In the first round of monitoring, only 465 of the 3,300 companies that were contacted returned completed questionnaires – although the deadline was extended twice and more companies were invited to participate in the survey. Only around 18% were shown to be in compliance with the requirements.
There are 7,300 larger-scale German companies with more than 500 employees that are required to show how they ensure that human rights and social minimum standards are met in their supply chains. Only 455 of the 2,250 companies contacted in the second survey round returned valid responses. The results show that significantly less than 50% are meeting the requirements on due diligence.
Compared to the results of the first company survey in 2019 the share of compliers is said to have “scarcely changed.”
The Coalition Agreement will now come into play: “If an effective and comprehensive review of the NAP in 2020 finds that companies’ voluntary commitment is insufficient, we will introduce appropriate legislation at the national level and advocate an EU-wide regulation.”
“The results of the second company survey are again disappointing,” said Muller. “What we need now is a legislative framework as stipulated in the Coalition Agreement in order to ensure that human rights standards are realised along supply chains, eliminating child labour and securing fundamental ecological and social minimum standards. We invite the private sector to participate openly and constructively in this process. Fairtrade in global supply chains is the most important key with which to unlock development, create jobs and protect the environment in developing countries. The global economy and our prosperity must not be built on exploiting people and nature, or on child labour. Like a boomerang, that would come back to hit us. Our eco-social economic model can be a blueprint for a global economy.”

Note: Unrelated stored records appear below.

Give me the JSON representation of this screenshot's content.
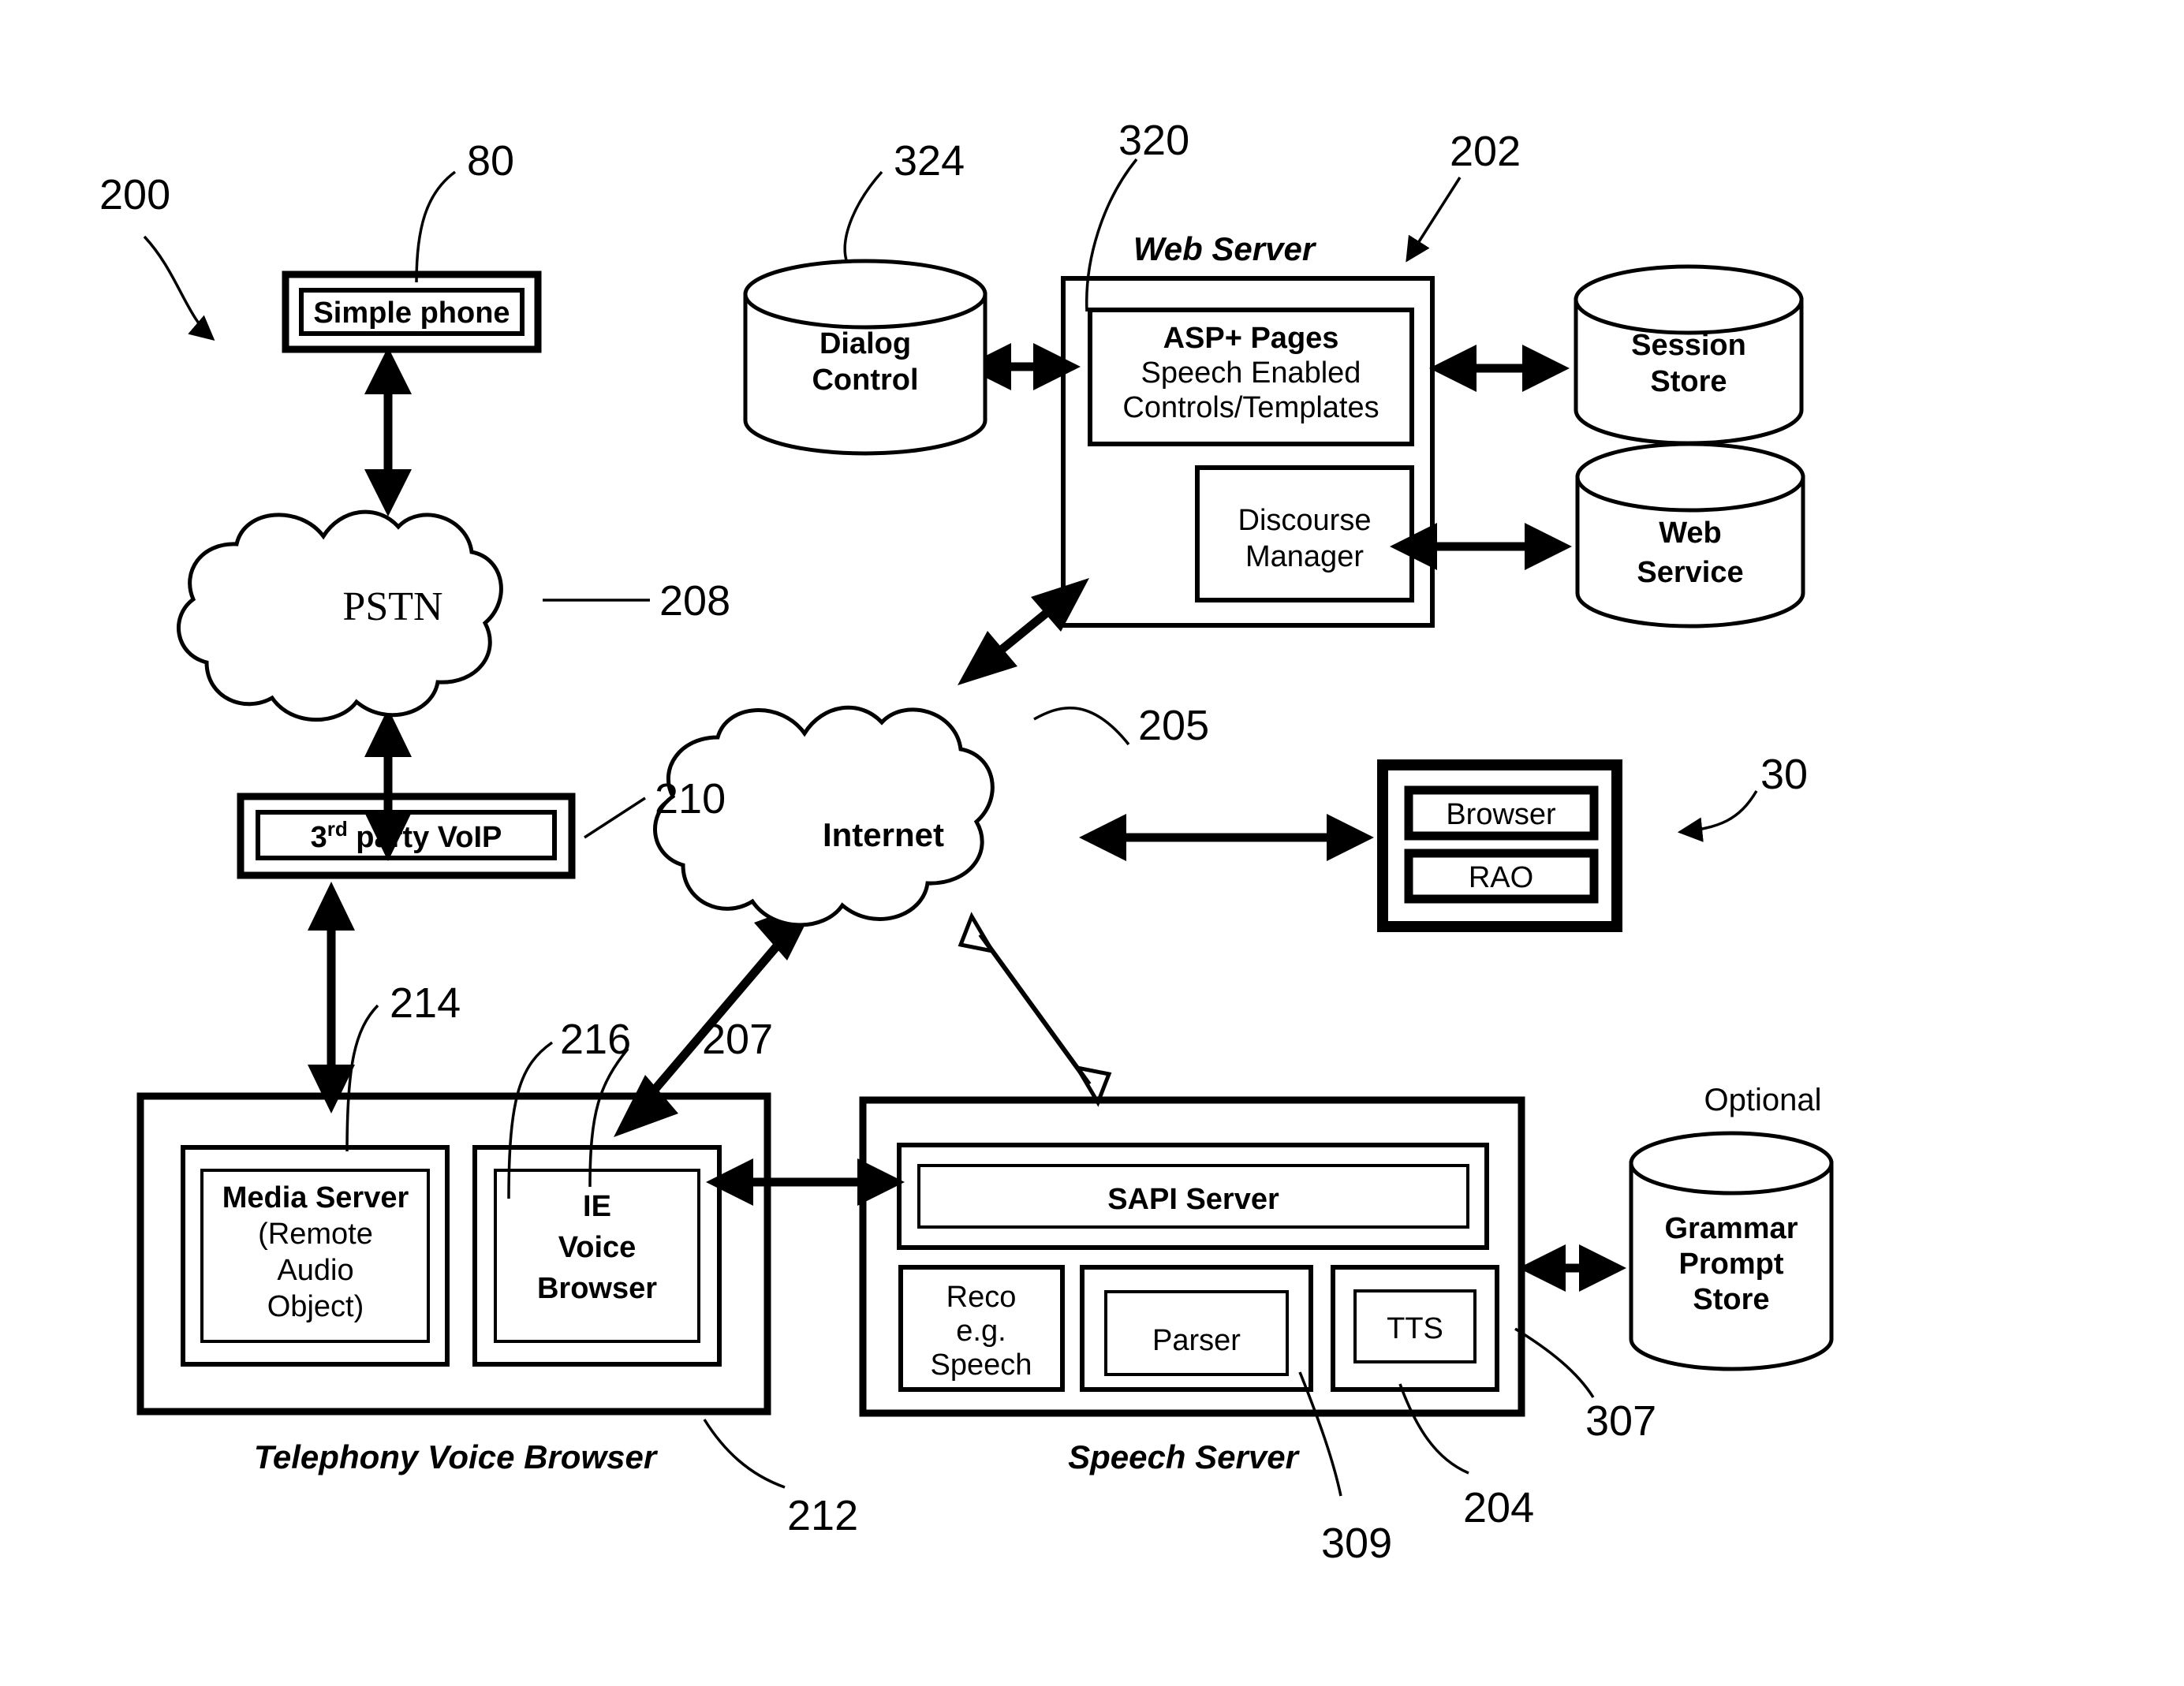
{
  "figure": {
    "ref_main": "200",
    "refs": {
      "phone": "80",
      "pstn": "208",
      "voip": "210",
      "web_server": "202",
      "asp_pages": "320",
      "dialog_control": "324",
      "internet": "205",
      "client_device": "30",
      "media_server": "214",
      "ie_voice_browser": "216",
      "link_207": "207",
      "telephony_voice_browser": "212",
      "speech_server_204": "204",
      "reco_309": "309",
      "tts_307": "307"
    }
  },
  "nodes": {
    "simple_phone": {
      "label": "Simple phone"
    },
    "pstn": {
      "label": "PSTN"
    },
    "voip": {
      "label_pre": "3",
      "label_sup": "rd",
      "label_post": " party VoIP",
      "label_full": "3rd party VoIP"
    },
    "dialog_control": {
      "line1": "Dialog",
      "line2": "Control"
    },
    "web_server": {
      "caption": "Web Server"
    },
    "asp_pages": {
      "line1": "ASP+ Pages",
      "line2": "Speech Enabled",
      "line3": "Controls/Templates"
    },
    "discourse_manager": {
      "line1": "Discourse",
      "line2": "Manager"
    },
    "session_store": {
      "line1": "Session",
      "line2": "Store"
    },
    "web_service": {
      "line1": "Web",
      "line2": "Service"
    },
    "internet": {
      "label": "Internet"
    },
    "client": {
      "browser": "Browser",
      "rao": "RAO"
    },
    "media_server": {
      "line1": "Media Server",
      "line2": "(Remote",
      "line3": "Audio",
      "line4": "Object)"
    },
    "ie_voice_browser": {
      "line1": "IE",
      "line2": "Voice",
      "line3": "Browser"
    },
    "telephony_voice_browser": {
      "caption": "Telephony Voice Browser"
    },
    "sapi_server": {
      "label": "SAPI Server"
    },
    "reco": {
      "line1": "Reco",
      "line2": "e.g.",
      "line3": "Speech"
    },
    "parser": {
      "label": "Parser"
    },
    "tts": {
      "label": "TTS"
    },
    "speech_server": {
      "caption": "Speech Server"
    },
    "grammar_prompt_store": {
      "line1": "Grammar",
      "line2": "Prompt",
      "line3": "Store",
      "note": "Optional"
    }
  },
  "colors": {
    "stroke": "#000000",
    "background": "#ffffff"
  }
}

Heil added: “There is no avoiding our human rights responsibilities. The results of our survey show that a voluntary approach is not enough. We need national legislation in order to also ensure fair competition. The supply chain law will only require companies to do what is manageable and reasonable. And it will create legal and operational certainty for companies.”
But Textil+Mode, also known as The Association of the German Textile and Fashion Industry, has criticised the move to pass a supply chain law adding it will weaken small and medium-sized enterprises in their competitiveness.
Dr Uwe Mazura, general manager of the Association, said the decision was a “slap in the face of the German economy”.
“Anyone who talks about fairness in supply chains should also deal fairly with their own economy. Instead, the ministers are planning a law that is distorting competition and is hostile to small and medium-sized companies, which will burden our companies without solving the real causes of the problem. The companies in the German textile and fashion industry work according to the highest environmental and social standards worldwide. Liability for third parties along global supply chains means an extreme distortion of competition to the considerable disadvantage of German SMEs.
“At the height of the corona lockdown, German medium-sized companies in the textile and fashion industry stood by their word and stood up for their business partners and employees in emerging and developing countries and found common solutions to overcome the crisis. This shows in practical terms how family entrepreneurs and medium-sized companies take responsibility every day. This has also been demonstrated by numerous entrepreneurs in the fight against the Covid-19 pandemic when it came to producing masks and other protective equipment at home.”